Skyrocketing home prices, scant inventory and bidding wars have taken their toll on homebuyer sentiment, according to Fannie Mae’s June Home Purchase Sentiment Index (HPSI) published on Wednesday. Although the HPSI remained flat at 79.7, the percentage of respondents who said it’s a “bad time” to buy increased 8 percent month over month to 64 percent.
Unsurprisingly, the percentage of Americans who said it’s a “good time” to sell increased from 67 percent in May to 77 percent as median home prices increased a record 23.6 percent.
“The HPSI remained flat this month, although its underlying buy and sell components continued to diverge, setting record positive and negative readings, respectively,” Fannie Mae Senior Vice President and Chief Economist Doug Duncan said in a prepared statement. “Consumers also continued to cite high home prices as the predominant reason for their ongoing and significant divergence in sentiment toward homebuying and home-selling conditions.”
The worries about homebuying are linked to buyers’ assessment of where the market will go in the next 12 months, with 48 percent (+1 percent m-o-m) of respondents expecting home prices to continue their historic ascent. Twenty-one percent said prices will decline (+4 percent m-o-m), while a fourth expect prices to rise at the same rate (-4 percent m-o-m).

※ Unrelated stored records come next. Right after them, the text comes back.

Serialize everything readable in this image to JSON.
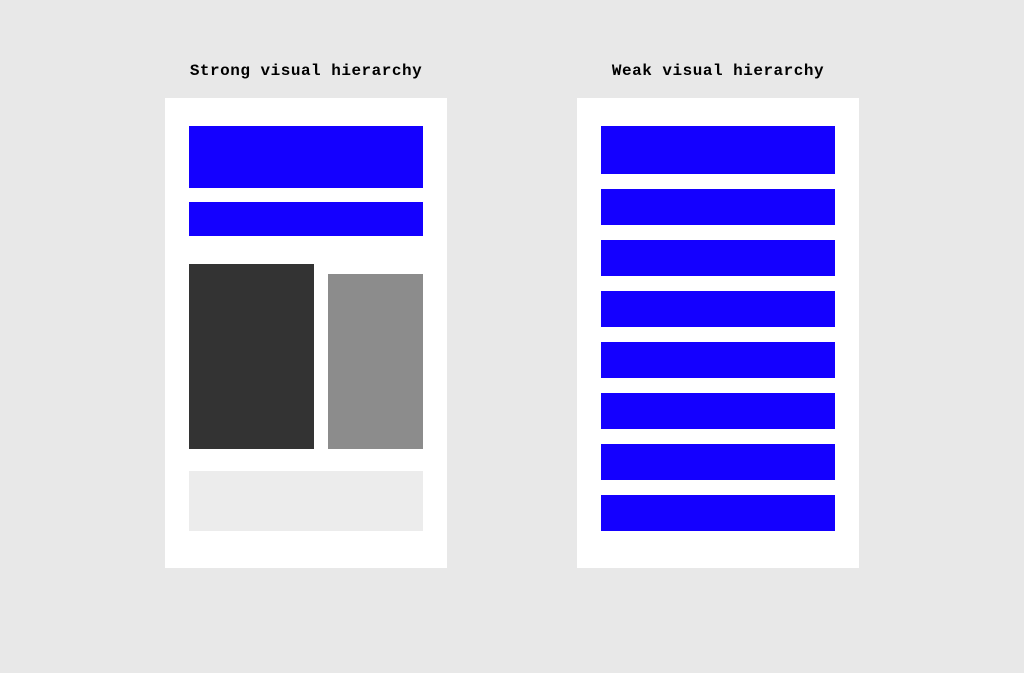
{
  "diagram": {
    "left": {
      "title": "Strong visual hierarchy",
      "blocks": [
        {
          "name": "header-large",
          "color": "#1400ff"
        },
        {
          "name": "subheader",
          "color": "#1400ff"
        },
        {
          "name": "content-primary",
          "color": "#333333"
        },
        {
          "name": "content-secondary",
          "color": "#8c8c8c"
        },
        {
          "name": "content-tertiary",
          "color": "#ececec"
        }
      ]
    },
    "right": {
      "title": "Weak visual hierarchy",
      "blocks": [
        {
          "name": "row-1",
          "color": "#1400ff"
        },
        {
          "name": "row-2",
          "color": "#1400ff"
        },
        {
          "name": "row-3",
          "color": "#1400ff"
        },
        {
          "name": "row-4",
          "color": "#1400ff"
        },
        {
          "name": "row-5",
          "color": "#1400ff"
        },
        {
          "name": "row-6",
          "color": "#1400ff"
        },
        {
          "name": "row-7",
          "color": "#1400ff"
        },
        {
          "name": "row-8",
          "color": "#1400ff"
        }
      ]
    }
  },
  "colors": {
    "background": "#e8e8e8",
    "panel": "#ffffff",
    "accent": "#1400ff",
    "dark": "#333333",
    "gray": "#8c8c8c",
    "light": "#ececec"
  }
}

Along with price increases, a growing number of respondents expect mortgage rates to creep back up in 2022 (49 percent to 57 percent), compounding the price crunch with an increased borrowing cost. Meanwhile, 36 percent of respondents expect rates to decrease (6 percent) or remain flat (30 percent) over the next 12 months.
Duncan said first-time homebuyers and aspiring homebuyers have the worst outlook on homebuying, as they face greater challenges than experienced buyers. “While all surveyed segments have expressed greater negativity toward homebuying over the last few months, renters who say they are planning to buy a home in the next few years have demonstrated an even steeper decline in homebuying sentiment than homeowners,” he explained. “It’s likely that affordability concerns are more greatly affecting those who aspire to be first-time homeowners than other consumer segments who have already established homeownership.”

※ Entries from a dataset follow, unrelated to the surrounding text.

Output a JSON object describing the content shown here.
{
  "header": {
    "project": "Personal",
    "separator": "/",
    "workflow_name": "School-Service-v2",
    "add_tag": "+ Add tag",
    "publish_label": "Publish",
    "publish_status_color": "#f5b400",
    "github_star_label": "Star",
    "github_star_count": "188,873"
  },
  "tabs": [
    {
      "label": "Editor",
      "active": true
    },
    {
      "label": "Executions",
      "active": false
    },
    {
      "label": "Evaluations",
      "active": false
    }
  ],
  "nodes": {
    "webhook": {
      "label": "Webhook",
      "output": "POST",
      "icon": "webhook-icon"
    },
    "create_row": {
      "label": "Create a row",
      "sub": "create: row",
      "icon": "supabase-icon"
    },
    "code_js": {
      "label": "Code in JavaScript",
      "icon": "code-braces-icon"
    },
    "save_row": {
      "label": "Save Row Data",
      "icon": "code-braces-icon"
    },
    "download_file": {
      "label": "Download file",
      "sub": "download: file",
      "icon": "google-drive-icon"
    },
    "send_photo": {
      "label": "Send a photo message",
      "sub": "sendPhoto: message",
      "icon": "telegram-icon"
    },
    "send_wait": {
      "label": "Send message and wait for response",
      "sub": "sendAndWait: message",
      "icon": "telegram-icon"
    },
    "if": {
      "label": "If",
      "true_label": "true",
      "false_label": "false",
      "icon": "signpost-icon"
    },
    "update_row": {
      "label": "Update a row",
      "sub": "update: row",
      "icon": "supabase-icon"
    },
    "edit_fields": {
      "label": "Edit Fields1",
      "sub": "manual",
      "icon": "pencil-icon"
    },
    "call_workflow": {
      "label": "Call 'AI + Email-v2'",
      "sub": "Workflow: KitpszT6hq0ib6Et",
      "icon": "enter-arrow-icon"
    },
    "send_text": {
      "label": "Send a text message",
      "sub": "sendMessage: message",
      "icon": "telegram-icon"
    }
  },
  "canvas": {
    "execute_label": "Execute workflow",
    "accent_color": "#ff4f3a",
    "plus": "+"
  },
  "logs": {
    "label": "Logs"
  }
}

Although sentiments about home price and mortgage rate growth have soured, Duncan said survey responses regarding the jobs market and household income hold hope for future HPSI reports. Eighty-eight percent of respondents said they’re not worried about losing their job within the next 12 months, and 56 percent said their household income has remained steady despite market volatility.

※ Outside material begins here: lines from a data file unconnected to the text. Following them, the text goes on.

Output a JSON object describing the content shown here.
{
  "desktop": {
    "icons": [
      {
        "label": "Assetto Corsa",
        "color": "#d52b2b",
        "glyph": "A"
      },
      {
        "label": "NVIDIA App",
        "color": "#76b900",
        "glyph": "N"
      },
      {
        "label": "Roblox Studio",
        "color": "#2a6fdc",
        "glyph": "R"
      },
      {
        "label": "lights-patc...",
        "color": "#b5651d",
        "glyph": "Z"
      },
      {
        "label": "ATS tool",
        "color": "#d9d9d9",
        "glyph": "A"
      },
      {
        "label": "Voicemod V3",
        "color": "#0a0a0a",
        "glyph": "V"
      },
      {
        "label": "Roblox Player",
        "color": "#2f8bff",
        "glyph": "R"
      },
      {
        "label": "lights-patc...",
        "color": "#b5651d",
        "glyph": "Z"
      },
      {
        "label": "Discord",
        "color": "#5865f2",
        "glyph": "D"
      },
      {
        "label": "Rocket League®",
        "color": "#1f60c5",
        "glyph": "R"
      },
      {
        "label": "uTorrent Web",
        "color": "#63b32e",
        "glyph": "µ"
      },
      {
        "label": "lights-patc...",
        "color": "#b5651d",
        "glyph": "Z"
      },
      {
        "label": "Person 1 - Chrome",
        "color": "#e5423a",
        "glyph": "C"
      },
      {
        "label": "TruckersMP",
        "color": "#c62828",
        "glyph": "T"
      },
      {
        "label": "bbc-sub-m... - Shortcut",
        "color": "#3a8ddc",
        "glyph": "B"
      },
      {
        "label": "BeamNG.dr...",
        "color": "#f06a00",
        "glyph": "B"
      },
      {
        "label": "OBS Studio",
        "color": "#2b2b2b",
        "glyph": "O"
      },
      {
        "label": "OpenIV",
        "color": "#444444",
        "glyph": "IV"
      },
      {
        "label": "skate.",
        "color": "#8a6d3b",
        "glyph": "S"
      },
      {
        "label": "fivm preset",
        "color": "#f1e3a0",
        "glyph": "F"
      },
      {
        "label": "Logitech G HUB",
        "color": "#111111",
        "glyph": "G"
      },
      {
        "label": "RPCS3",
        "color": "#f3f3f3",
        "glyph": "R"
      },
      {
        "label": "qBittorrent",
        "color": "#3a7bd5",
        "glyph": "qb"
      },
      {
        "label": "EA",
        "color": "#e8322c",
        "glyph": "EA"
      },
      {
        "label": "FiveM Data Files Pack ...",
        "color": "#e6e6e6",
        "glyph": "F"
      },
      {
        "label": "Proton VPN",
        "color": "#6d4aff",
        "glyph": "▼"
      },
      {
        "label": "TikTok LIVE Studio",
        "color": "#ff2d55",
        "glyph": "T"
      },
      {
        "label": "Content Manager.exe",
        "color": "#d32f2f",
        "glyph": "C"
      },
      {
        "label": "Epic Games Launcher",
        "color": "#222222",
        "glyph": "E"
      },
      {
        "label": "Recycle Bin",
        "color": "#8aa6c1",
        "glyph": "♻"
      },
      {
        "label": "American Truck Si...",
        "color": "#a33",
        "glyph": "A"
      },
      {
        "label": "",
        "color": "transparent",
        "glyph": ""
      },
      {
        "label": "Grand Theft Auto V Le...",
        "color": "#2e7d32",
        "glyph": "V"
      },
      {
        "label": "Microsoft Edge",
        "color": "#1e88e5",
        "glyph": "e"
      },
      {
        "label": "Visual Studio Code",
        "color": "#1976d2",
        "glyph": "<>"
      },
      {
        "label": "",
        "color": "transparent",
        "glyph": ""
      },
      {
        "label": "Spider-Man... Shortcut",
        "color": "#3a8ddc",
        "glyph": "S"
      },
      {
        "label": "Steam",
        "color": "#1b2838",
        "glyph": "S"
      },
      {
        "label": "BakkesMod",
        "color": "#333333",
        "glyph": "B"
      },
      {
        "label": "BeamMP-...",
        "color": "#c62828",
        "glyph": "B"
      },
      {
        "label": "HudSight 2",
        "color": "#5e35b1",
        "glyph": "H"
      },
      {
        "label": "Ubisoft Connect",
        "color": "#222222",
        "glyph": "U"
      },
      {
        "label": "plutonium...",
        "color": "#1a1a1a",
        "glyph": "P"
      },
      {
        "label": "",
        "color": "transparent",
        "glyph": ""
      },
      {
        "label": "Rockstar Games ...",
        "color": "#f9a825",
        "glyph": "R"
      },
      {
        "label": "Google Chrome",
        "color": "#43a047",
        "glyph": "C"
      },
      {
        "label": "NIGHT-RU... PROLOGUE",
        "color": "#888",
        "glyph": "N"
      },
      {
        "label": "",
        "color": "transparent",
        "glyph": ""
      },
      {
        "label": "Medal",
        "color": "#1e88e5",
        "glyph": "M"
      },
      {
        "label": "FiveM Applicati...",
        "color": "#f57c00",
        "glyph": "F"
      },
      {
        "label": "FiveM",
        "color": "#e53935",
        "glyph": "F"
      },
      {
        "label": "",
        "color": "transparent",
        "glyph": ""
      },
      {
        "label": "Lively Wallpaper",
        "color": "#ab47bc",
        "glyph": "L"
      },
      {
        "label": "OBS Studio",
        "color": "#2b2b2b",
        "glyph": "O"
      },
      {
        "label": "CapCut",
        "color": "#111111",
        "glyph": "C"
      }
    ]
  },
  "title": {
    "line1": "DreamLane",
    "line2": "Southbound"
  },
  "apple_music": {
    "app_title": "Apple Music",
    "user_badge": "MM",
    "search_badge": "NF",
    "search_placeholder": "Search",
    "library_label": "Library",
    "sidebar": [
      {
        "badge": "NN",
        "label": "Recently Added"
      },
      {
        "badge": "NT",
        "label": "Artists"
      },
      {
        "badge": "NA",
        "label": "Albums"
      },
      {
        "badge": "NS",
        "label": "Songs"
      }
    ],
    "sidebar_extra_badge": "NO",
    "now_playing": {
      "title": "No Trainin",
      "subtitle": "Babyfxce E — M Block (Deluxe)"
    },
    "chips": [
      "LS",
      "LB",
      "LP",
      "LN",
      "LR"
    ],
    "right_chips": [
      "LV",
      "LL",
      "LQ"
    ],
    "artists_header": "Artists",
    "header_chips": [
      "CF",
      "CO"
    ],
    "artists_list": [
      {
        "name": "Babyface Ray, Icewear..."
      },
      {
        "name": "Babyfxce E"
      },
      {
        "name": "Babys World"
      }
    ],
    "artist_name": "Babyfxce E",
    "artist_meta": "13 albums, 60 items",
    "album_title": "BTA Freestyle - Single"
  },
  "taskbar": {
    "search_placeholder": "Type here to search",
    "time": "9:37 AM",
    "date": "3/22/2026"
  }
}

“Despite the pessimism in homebuying conditions, we expect demand for housing to persist at an elevated level through the rest of the year,” he said. “Mortgage rates remain not too far from their historical lows, and consumers are expressing even greater confidence about their household income and job situation compared to this time last year, when the pandemic had shut down wide swaths of the economy.”